Now, there may be a future where we can communicate by beaming our Instagram feeds into one another's minds. But until then, it's probably a good idea to take a lesson from Pnin. Be careful how you communicate, or a brilliant author may end up writing a novel just to poke fun at you.
Still can't get enough Pnin? This website has an in-depth essay by Gennady Barabtarlo that will go deeper than you could have possibly imagined into the world of our Russian professor.
He's Not a Perv, We Promise
Despite some of the book covers, Pnin is not a perverted professor. But this website will tell you lots of other clichés and stereotypes the novel does fall into.
A Movie Star

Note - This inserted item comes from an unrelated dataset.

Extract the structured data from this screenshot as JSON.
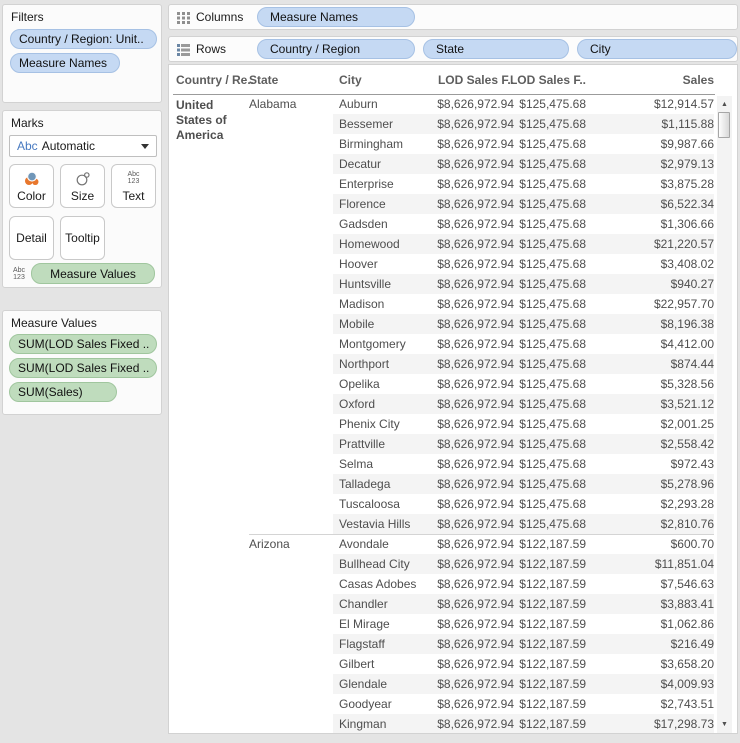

There are over 13 movies and TV shows based on Nabokov's novels and short stories. Have you seen them all?
Love and Chess
While these are not exactly two subjects we would put together, this short 1920s comedy smooshes them up in a knight's move to write home about. And Nabokov actually plays a role in it!
Pnin for Kids
This early overview of Pnin by the New Yorker is so simple, even a five-year-old could understand it.
We can never get enough Nabokov interviews, so imagine how excited we were when we found this comprehensive list of every single one he has ever done. Let the stalking commence!
The Family Nabokov
Many of Nabokov's characters are based on his family members, so it would be good to know something about his family history. This family tree can help you out. Plus that shield is pretty awesome.
Lolita and Laura
Here you can find a series of videos from a conference discussing Lolita and the new release of The Original of Laura by our main man Nabokov.
Victor's Reflection Studies
We always thought that Pnin would be better (well, at least as good) in animated form, so we were delighted to find this depiction of Victor and Pnin's first meeting.
Nabokov Reads Aloud
In 1952, Nabokov was a visiting professor at Harvard and delivered a series of lectures. Now is your chance to experience the teaching style of Pnin's creator.
Vintage Nabokov Lists the Greats
Not only does feature Nabokov in this clip, but also he gives us a list of his favorite books from the 20th century.
Happy Centenary Nabokov!
In celebration of the 100th anniversary of Nabokov's birth, a bunch of book readers' favorite organizations got together to have a party. Here are some audio recordings. No, it probably wasn't as epic as Pnin's party.
Der zerstreute professor
The narrator says that this doesn't describe Pnin, but we don't know if we agree. It looks pretty accurate to us.
Gertrude Käsebier's Mother and Child
This is one of the few pieces of art adorning the walls of Lake, as boasted by Victor's favorite art teacher.
Meet Lawrence Clements
The narrator tells us that Clements looks like the portrait of Canon Peale in this painting. How's that for some eye candy?